In hospital settings, communication and information exchange is handled by a patchwork of systems and devices such as nurse call, overhead announcements, telephones, pagers, and more. Imagine a nurse reaching a physician for a consult on the first try – nearly every time. That’s the power of real-time healthcare communication.
Plan ahead for collaboration with other organizations during disaster response. When CMS drafted its emergency preparedness regulations, it sought to address a “patchwork of federal, state, and local laws and guidelines.” The CMS emergency preparedness rule helps put all healthcare facilities on the same page to more easily coordinate communication, resources, shelter and services.
Changing circumstances in a healthcare delivery organization require real-time situational awareness across departments. At LiveProcess we call this agile healthcare. Learn about what it means to be an agile healthcare organization and the crucial component needed to achieve it.
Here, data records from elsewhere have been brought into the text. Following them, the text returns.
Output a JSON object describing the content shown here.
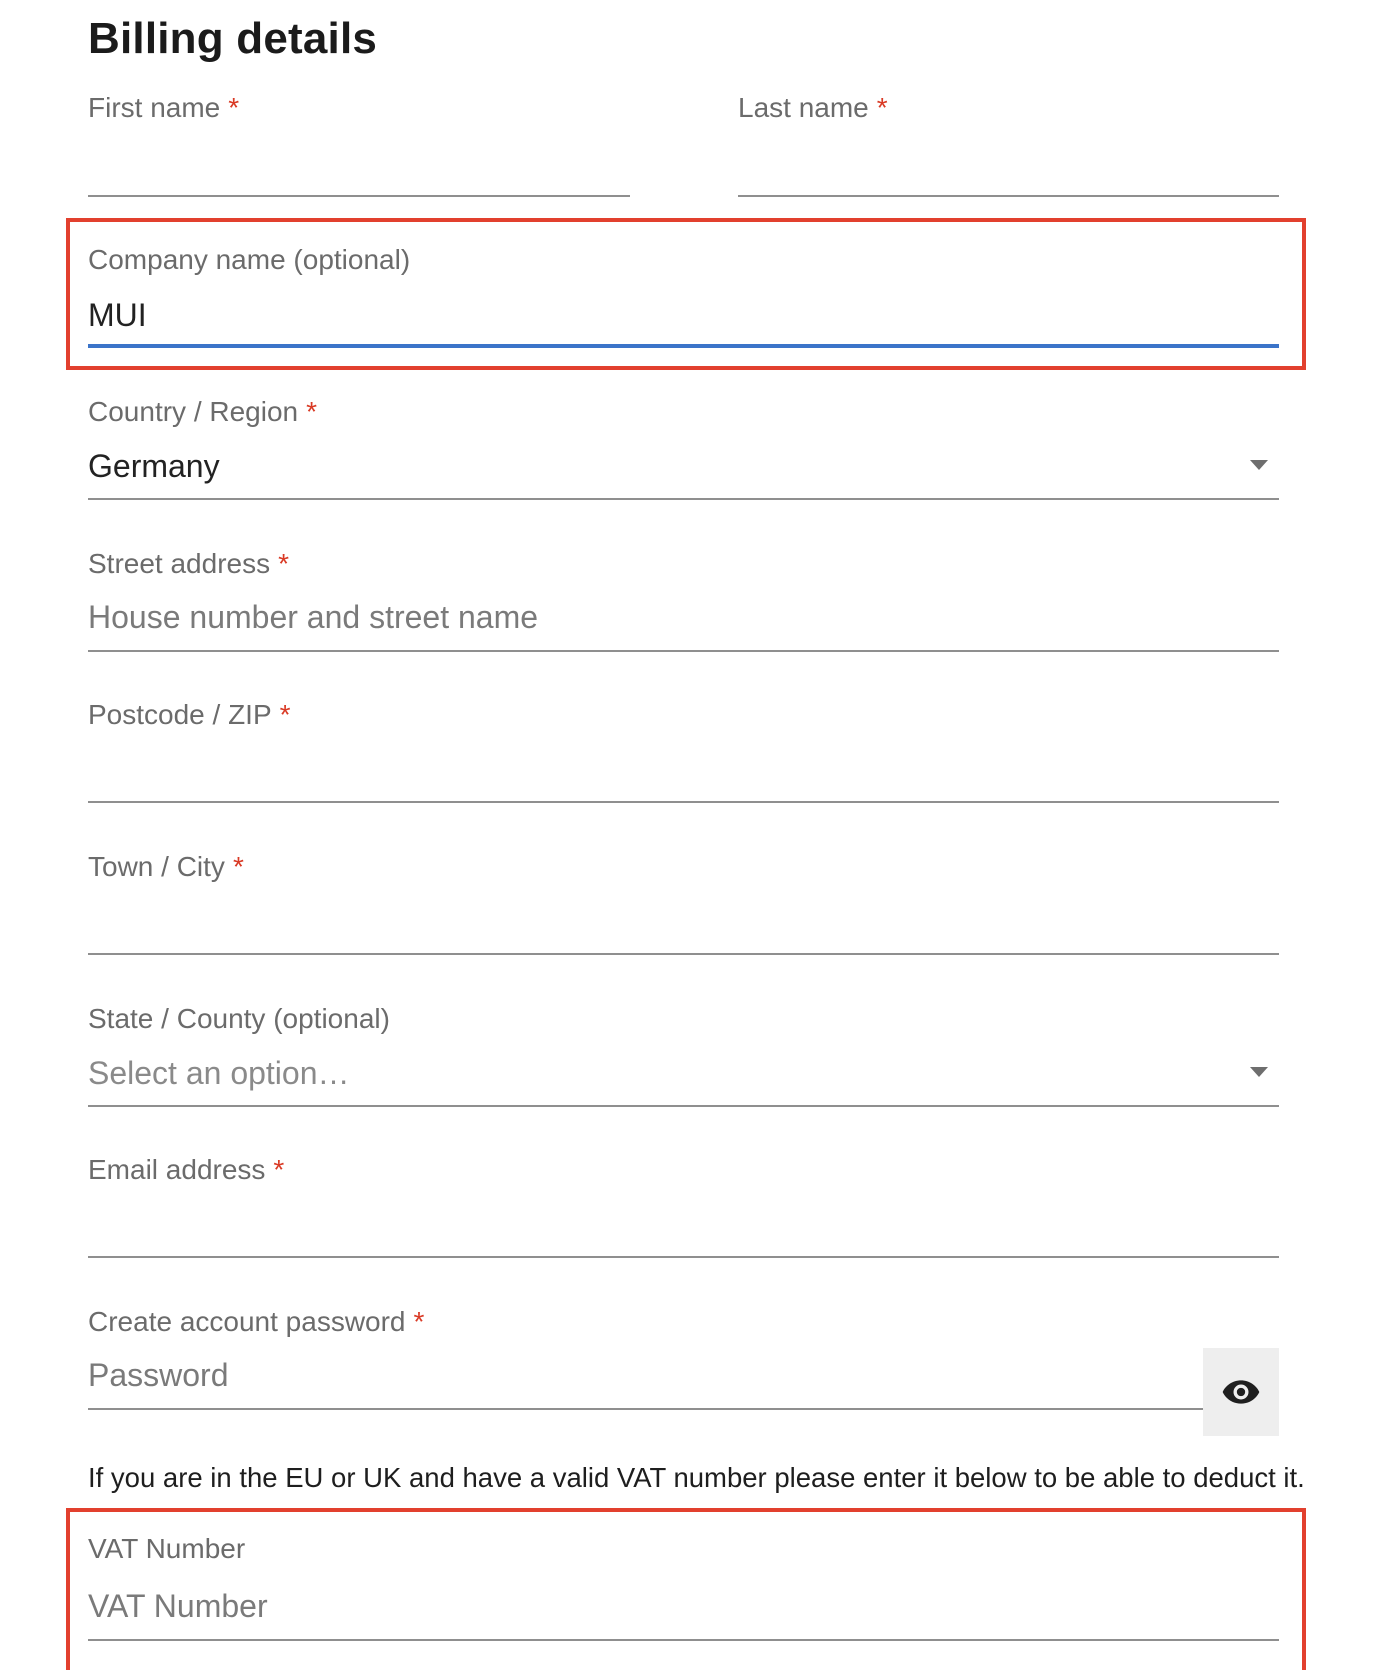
{
  "page": {
    "title": "Billing details"
  },
  "fields": {
    "first_name": {
      "label": "First name",
      "required_mark": "*",
      "value": ""
    },
    "last_name": {
      "label": "Last name",
      "required_mark": "*",
      "value": ""
    },
    "company_name": {
      "label": "Company name (optional)",
      "value": "MUI",
      "focused": true,
      "highlighted": true
    },
    "country": {
      "label": "Country / Region",
      "required_mark": "*",
      "selected": "Germany"
    },
    "street_address": {
      "label": "Street address",
      "required_mark": "*",
      "placeholder": "House number and street name",
      "value": ""
    },
    "postcode": {
      "label": "Postcode / ZIP",
      "required_mark": "*",
      "value": ""
    },
    "town_city": {
      "label": "Town / City",
      "required_mark": "*",
      "value": ""
    },
    "state_county": {
      "label": "State / County (optional)",
      "placeholder": "Select an option…"
    },
    "email": {
      "label": "Email address",
      "required_mark": "*",
      "value": ""
    },
    "password": {
      "label": "Create account password",
      "required_mark": "*",
      "placeholder": "Password",
      "value": "",
      "toggle_icon": "eye-icon"
    },
    "vat_number": {
      "label": "VAT Number",
      "placeholder": "VAT Number",
      "value": "",
      "highlighted": true
    }
  },
  "vat_note": "If you are in the EU or UK and have a valid VAT number please enter it below to be able to deduct it.",
  "colors": {
    "required_asterisk": "#d93a25",
    "focus_underline": "#3b74c9",
    "highlight_border": "#e2402e",
    "label": "#6b6b6b",
    "underline": "#8f8f8f",
    "eye_button_bg": "#eeeeee"
  }
}
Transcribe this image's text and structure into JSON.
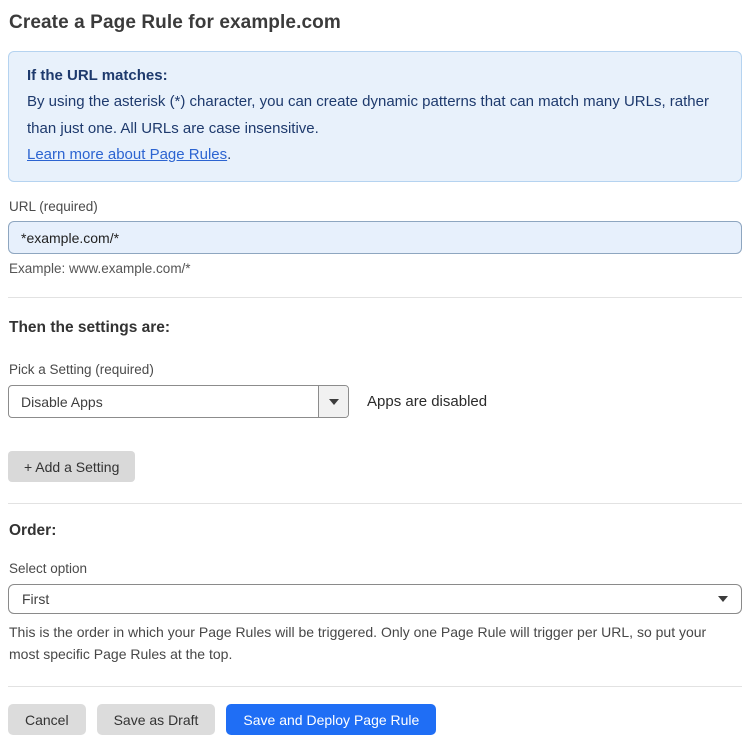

What is your hospital’s level of emergency preparedness for the hazards most likely to occur in your community? Hospitals are required to conduct a hazard vulnerability assessment (HVA) and review it at least annually. The likelihood of each threat can help you to prioritize emergency planning, mitigation, response and recovery.
You may be feeling overwhelmed by the CMS emergency preparedness rule for Medicare and Medicaid Participating Providers and Suppliers. Preparation for successful hospital emergency management is complicated — but manageable. Learn about the three parts of a comprehensive emergency management plan and the four key steps.
Emergency Department Throughput: Mobile Technology for Effective Care Team Communication in Healthcare
As a healthcare technologist I’ve noticed that the common element of success is the ability to get the right resources (nurses, doctors, specialists, staff) to see the patient quickly – in other words, collaborate and communicate efficiently. And of course I think of technology to do that, and even more specifically mobile technology that goes with you where you go and fits your hospital’s processes/workflows.;